Each line of the data below that includes the string "JSON" must be copied.
------------------------------------------------
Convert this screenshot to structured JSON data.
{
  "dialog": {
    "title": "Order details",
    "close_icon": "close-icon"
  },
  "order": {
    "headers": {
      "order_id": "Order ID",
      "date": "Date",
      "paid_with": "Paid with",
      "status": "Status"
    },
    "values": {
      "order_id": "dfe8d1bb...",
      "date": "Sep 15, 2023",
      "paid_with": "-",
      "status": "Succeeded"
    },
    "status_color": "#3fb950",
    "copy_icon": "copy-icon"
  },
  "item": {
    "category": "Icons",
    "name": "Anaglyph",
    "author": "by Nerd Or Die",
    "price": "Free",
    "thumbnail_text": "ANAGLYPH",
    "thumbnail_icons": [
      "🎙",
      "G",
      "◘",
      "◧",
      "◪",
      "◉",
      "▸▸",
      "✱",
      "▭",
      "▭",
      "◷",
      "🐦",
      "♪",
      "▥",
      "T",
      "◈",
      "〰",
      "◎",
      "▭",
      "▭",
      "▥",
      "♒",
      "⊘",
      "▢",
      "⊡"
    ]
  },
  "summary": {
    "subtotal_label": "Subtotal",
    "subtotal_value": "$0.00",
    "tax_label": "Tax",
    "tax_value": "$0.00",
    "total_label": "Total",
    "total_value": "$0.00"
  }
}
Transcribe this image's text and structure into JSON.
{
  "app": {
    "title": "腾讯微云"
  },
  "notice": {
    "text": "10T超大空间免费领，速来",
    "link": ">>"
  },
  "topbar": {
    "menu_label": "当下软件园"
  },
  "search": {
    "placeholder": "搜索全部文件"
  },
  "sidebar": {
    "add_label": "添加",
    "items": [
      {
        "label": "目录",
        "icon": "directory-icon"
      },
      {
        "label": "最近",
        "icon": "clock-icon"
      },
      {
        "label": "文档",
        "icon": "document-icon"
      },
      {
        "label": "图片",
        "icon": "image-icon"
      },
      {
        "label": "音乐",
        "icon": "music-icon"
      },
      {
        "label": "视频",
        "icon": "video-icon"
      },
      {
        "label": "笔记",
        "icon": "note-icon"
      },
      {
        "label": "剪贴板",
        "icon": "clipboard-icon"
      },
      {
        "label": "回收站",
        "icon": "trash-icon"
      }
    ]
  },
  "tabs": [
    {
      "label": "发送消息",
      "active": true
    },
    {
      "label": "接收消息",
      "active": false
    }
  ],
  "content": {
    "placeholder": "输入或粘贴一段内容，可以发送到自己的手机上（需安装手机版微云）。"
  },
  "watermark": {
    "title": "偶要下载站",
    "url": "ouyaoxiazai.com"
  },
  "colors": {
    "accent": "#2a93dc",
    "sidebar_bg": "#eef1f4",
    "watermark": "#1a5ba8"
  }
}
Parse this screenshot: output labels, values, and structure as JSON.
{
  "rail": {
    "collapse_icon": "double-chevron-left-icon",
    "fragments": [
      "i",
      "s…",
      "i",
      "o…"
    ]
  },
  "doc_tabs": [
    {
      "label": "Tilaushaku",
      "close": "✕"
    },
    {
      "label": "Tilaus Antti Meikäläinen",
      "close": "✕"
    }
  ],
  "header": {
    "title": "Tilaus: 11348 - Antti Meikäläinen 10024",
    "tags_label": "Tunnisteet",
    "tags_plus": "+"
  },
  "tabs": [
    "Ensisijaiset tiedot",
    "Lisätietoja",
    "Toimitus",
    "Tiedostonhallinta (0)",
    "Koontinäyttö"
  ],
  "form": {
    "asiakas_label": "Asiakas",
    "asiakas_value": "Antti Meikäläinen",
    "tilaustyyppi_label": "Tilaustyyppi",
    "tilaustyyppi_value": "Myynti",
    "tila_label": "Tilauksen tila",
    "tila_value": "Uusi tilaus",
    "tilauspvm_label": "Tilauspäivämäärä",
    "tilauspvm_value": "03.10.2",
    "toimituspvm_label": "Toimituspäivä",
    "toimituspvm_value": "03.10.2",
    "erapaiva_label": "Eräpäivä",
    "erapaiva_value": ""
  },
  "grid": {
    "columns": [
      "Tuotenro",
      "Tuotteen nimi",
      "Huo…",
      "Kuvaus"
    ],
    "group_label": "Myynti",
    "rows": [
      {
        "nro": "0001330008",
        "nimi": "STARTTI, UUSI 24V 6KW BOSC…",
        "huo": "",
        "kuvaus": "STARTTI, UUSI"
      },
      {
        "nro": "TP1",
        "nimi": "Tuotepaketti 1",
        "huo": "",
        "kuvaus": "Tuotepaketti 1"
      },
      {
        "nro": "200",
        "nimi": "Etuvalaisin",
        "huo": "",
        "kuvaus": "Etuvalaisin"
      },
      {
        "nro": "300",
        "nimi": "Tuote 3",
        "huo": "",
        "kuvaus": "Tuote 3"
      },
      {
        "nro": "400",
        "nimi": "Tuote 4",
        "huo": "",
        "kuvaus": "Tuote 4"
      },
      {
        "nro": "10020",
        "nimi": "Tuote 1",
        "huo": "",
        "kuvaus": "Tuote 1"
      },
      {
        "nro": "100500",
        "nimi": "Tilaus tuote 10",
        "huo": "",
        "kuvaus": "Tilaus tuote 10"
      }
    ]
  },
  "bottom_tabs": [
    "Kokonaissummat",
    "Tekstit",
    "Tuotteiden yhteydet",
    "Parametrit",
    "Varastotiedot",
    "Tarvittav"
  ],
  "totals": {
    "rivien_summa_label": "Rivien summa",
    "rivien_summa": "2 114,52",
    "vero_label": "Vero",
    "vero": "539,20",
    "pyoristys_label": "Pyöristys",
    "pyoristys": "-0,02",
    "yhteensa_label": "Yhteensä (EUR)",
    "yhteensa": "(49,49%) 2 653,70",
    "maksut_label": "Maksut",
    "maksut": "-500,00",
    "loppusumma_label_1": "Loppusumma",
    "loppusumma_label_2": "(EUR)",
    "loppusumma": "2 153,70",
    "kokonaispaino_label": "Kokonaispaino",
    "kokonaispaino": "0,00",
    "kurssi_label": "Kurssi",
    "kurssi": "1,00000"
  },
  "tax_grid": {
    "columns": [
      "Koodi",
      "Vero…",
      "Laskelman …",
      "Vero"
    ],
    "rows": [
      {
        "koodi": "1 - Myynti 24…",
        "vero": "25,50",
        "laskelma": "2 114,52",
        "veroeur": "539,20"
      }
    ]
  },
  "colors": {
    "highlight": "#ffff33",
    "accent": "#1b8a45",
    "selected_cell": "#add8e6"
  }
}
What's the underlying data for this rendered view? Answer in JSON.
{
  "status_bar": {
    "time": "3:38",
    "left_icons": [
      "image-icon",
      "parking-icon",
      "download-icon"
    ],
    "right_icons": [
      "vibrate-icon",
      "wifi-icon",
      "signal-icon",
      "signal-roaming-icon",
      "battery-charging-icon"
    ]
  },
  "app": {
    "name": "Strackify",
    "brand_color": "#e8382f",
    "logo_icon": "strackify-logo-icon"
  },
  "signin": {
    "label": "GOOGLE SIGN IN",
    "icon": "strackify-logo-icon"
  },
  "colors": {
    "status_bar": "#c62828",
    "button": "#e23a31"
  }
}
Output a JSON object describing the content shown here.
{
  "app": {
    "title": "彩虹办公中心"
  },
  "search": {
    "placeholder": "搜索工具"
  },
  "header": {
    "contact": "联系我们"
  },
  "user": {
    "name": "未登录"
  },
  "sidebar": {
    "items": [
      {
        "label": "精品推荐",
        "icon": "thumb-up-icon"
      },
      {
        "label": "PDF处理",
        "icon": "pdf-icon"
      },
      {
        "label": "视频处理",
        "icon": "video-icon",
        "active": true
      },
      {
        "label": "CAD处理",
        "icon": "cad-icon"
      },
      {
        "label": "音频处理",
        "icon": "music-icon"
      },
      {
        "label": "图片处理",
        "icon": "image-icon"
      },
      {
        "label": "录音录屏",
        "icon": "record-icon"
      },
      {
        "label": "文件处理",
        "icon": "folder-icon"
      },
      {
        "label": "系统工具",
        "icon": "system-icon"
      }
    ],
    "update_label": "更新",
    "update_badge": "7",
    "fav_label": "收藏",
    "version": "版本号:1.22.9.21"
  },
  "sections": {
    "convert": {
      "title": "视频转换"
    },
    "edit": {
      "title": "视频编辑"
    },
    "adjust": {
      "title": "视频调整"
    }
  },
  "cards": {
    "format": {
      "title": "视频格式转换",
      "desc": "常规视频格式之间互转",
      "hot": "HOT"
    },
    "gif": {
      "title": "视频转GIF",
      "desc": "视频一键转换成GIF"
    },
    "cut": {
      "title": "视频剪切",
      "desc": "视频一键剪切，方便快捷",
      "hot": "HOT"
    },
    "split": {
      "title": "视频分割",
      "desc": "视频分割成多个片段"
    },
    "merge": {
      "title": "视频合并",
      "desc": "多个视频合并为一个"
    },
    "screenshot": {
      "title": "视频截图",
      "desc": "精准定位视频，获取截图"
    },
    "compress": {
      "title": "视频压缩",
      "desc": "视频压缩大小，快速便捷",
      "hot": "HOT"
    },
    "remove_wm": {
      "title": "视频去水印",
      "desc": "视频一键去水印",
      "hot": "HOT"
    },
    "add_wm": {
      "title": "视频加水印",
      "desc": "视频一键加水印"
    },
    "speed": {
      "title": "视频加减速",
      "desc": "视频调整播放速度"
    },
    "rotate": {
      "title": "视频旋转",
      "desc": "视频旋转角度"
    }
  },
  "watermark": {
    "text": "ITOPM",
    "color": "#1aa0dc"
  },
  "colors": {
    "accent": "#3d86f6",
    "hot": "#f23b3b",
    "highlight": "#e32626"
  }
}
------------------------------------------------
◆ **EXERCISE RESPONSE**
Convert this screenshot to structured JSON data.
Transcribe this image's text and structure into JSON.
Parse this screenshot: output labels, values, and structure as JSON.
What's the underlying data for this rendered view? Answer in JSON.
Output a JSON object describing the content shown here.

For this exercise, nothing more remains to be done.